*WORK INSTRUCTIONS*: All of the entries below are to be retyped exactly.

-------- ENTRIES SHOWN --------

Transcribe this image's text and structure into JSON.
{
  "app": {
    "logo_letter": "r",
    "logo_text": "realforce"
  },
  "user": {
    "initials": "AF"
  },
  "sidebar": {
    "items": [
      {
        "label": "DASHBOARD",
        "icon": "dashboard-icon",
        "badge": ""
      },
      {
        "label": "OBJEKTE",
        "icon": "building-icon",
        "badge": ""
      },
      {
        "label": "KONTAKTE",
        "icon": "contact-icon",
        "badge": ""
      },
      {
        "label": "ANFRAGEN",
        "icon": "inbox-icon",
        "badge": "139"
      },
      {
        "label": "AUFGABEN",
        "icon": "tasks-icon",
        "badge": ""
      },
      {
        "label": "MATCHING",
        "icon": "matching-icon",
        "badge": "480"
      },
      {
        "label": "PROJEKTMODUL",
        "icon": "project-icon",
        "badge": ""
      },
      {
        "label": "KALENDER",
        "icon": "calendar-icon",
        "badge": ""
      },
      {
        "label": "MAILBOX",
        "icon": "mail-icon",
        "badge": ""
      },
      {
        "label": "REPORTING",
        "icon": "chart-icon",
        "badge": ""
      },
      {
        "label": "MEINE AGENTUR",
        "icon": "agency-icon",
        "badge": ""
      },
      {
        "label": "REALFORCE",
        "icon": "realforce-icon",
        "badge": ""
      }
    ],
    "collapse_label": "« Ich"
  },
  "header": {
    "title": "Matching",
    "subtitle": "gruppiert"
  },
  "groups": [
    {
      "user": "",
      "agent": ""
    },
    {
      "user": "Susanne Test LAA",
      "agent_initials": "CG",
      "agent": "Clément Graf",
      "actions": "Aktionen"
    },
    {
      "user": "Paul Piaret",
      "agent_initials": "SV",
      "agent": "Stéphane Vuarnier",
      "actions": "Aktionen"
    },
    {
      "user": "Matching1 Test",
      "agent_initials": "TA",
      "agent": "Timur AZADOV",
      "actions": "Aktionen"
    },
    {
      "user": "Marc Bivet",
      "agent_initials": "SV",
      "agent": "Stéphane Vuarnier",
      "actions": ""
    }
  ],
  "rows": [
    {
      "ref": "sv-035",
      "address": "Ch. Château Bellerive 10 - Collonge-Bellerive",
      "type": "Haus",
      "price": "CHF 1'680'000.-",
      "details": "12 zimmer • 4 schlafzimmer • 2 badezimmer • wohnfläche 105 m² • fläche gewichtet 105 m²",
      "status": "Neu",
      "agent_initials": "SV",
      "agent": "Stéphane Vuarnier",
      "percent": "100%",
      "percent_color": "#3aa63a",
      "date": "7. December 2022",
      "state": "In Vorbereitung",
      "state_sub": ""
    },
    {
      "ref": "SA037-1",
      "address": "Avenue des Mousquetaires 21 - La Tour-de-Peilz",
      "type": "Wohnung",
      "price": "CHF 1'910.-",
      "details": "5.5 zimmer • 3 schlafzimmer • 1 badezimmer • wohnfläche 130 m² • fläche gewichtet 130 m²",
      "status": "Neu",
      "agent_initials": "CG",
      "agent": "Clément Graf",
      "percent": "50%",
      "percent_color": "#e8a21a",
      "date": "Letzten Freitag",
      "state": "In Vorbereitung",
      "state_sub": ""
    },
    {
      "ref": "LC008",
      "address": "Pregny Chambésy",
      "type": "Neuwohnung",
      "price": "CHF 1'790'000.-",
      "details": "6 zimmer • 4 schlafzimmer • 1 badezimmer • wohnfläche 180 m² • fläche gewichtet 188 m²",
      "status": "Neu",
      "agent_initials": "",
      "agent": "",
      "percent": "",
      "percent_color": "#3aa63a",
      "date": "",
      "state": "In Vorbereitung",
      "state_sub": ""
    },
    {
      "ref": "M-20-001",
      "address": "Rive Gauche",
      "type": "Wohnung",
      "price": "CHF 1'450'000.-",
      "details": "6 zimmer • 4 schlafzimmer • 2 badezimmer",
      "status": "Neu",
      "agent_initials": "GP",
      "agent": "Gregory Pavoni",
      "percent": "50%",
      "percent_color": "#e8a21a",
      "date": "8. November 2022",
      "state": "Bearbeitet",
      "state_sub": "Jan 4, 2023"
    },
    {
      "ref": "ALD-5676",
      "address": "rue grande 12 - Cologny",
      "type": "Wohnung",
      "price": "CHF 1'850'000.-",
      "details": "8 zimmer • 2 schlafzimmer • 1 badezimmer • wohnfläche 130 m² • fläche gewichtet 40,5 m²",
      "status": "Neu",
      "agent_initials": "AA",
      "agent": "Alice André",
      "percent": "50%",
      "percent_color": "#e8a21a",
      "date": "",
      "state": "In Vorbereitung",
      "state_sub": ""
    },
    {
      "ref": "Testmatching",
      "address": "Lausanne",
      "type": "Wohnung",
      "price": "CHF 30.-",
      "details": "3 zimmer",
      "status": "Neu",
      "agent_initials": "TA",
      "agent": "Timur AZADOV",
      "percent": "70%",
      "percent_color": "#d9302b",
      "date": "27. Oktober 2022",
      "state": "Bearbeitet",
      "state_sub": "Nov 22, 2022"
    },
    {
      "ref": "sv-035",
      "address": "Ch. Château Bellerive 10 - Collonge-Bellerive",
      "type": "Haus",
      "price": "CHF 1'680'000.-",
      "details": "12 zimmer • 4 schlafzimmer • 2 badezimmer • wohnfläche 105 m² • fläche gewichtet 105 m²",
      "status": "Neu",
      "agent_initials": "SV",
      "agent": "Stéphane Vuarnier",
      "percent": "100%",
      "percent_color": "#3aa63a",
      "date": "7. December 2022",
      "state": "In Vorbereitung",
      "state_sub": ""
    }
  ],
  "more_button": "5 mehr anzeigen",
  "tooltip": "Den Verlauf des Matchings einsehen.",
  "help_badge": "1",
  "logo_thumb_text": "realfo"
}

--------

*PROBLEM SOLUTION*:
Transcribe this image's text and structure into JSON.
{
  "app": {
    "logo_letter": "r",
    "logo_text": "realforce"
  },
  "user": {
    "initials": "AF"
  },
  "sidebar": {
    "items": [
      {
        "label": "DASHBOARD",
        "icon": "dashboard-icon",
        "badge": ""
      },
      {
        "label": "OBJEKTE",
        "icon": "building-icon",
        "badge": ""
      },
      {
        "label": "KONTAKTE",
        "icon": "contact-icon",
        "badge": ""
      },
      {
        "label": "ANFRAGEN",
        "icon": "inbox-icon",
        "badge": "139"
      },
      {
        "label": "AUFGABEN",
        "icon": "tasks-icon",
        "badge": ""
      },
      {
        "label": "MATCHING",
        "icon": "matching-icon",
        "badge": "480"
      },
      {
        "label": "PROJEKTMODUL",
        "icon": "project-icon",
        "badge": ""
      },
      {
        "label": "KALENDER",
        "icon": "calendar-icon",
        "badge": ""
      },
      {
        "label": "MAILBOX",
        "icon": "mail-icon",
        "badge": ""
      },
      {
        "label": "REPORTING",
        "icon": "chart-icon",
        "badge": ""
      },
      {
        "label": "MEINE AGENTUR",
        "icon": "agency-icon",
        "badge": ""
      },
      {
        "label": "REALFORCE",
        "icon": "realforce-icon",
        "badge": ""
      }
    ],
    "collapse_label": "« Ich"
  },
  "header": {
    "title": "Matching",
    "subtitle": "gruppiert"
  },
  "groups": [
    {
      "user": "",
      "agent": ""
    },
    {
      "user": "Susanne Test LAA",
      "agent_initials": "CG",
      "agent": "Clément Graf",
      "actions": "Aktionen"
    },
    {
      "user": "Paul Piaret",
      "agent_initials": "SV",
      "agent": "Stéphane Vuarnier",
      "actions": "Aktionen"
    },
    {
      "user": "Matching1 Test",
      "agent_initials": "TA",
      "agent": "Timur AZADOV",
      "actions": "Aktionen"
    },
    {
      "user": "Marc Bivet",
      "agent_initials": "SV",
      "agent": "Stéphane Vuarnier",
      "actions": ""
    }
  ],
  "rows": [
    {
      "ref": "sv-035",
      "address": "Ch. Château Bellerive 10 - Collonge-Bellerive",
      "type": "Haus",
      "price": "CHF 1'680'000.-",
      "details": "12 zimmer • 4 schlafzimmer • 2 badezimmer • wohnfläche 105 m² • fläche gewichtet 105 m²",
      "status": "Neu",
      "agent_initials": "SV",
      "agent": "Stéphane Vuarnier",
      "percent": "100%",
      "percent_color": "#3aa63a",
      "date": "7. December 2022",
      "state": "In Vorbereitung",
      "state_sub": ""
    },
    {
      "ref": "SA037-1",
      "address": "Avenue des Mousquetaires 21 - La Tour-de-Peilz",
      "type": "Wohnung",
      "price": "CHF 1'910.-",
      "details": "5.5 zimmer • 3 schlafzimmer • 1 badezimmer • wohnfläche 130 m² • fläche gewichtet 130 m²",
      "status": "Neu",
      "agent_initials": "CG",
      "agent": "Clément Graf",
      "percent": "50%",
      "percent_color": "#e8a21a",
      "date": "Letzten Freitag",
      "state": "In Vorbereitung",
      "state_sub": ""
    },
    {
      "ref": "LC008",
      "address": "Pregny Chambésy",
      "type": "Neuwohnung",
      "price": "CHF 1'790'000.-",
      "details": "6 zimmer • 4 schlafzimmer • 1 badezimmer • wohnfläche 180 m² • fläche gewichtet 188 m²",
      "status": "Neu",
      "agent_initials": "",
      "agent": "",
      "percent": "",
      "percent_color": "#3aa63a",
      "date": "",
      "state": "In Vorbereitung",
      "state_sub": ""
    },
    {
      "ref": "M-20-001",
      "address": "Rive Gauche",
      "type": "Wohnung",
      "price": "CHF 1'450'000.-",
      "details": "6 zimmer • 4 schlafzimmer • 2 badezimmer",
      "status": "Neu",
      "agent_initials": "GP",
      "agent": "Gregory Pavoni",
      "percent": "50%",
      "percent_color": "#e8a21a",
      "date": "8. November 2022",
      "state": "Bearbeitet",
      "state_sub": "Jan 4, 2023"
    },
    {
      "ref": "ALD-5676",
      "address": "rue grande 12 - Cologny",
      "type": "Wohnung",
      "price": "CHF 1'850'000.-",
      "details": "8 zimmer • 2 schlafzimmer • 1 badezimmer • wohnfläche 130 m² • fläche gewichtet 40,5 m²",
      "status": "Neu",
      "agent_initials": "AA",
      "agent": "Alice André",
      "percent": "50%",
      "percent_color": "#e8a21a",
      "date": "",
      "state": "In Vorbereitung",
      "state_sub": ""
    },
    {
      "ref": "Testmatching",
      "address": "Lausanne",
      "type": "Wohnung",
      "price": "CHF 30.-",
      "details": "3 zimmer",
      "status": "Neu",
      "agent_initials": "TA",
      "agent": "Timur AZADOV",
      "percent": "70%",
      "percent_color": "#d9302b",
      "date": "27. Oktober 2022",
      "state": "Bearbeitet",
      "state_sub": "Nov 22, 2022"
    },
    {
      "ref": "sv-035",
      "address": "Ch. Château Bellerive 10 - Collonge-Bellerive",
      "type": "Haus",
      "price": "CHF 1'680'000.-",
      "details": "12 zimmer • 4 schlafzimmer • 2 badezimmer • wohnfläche 105 m² • fläche gewichtet 105 m²",
      "status": "Neu",
      "agent_initials": "SV",
      "agent": "Stéphane Vuarnier",
      "percent": "100%",
      "percent_color": "#3aa63a",
      "date": "7. December 2022",
      "state": "In Vorbereitung",
      "state_sub": ""
    }
  ],
  "more_button": "5 mehr anzeigen",
  "tooltip": "Den Verlauf des Matchings einsehen.",
  "help_badge": "1",
  "logo_thumb_text": "realfo"
}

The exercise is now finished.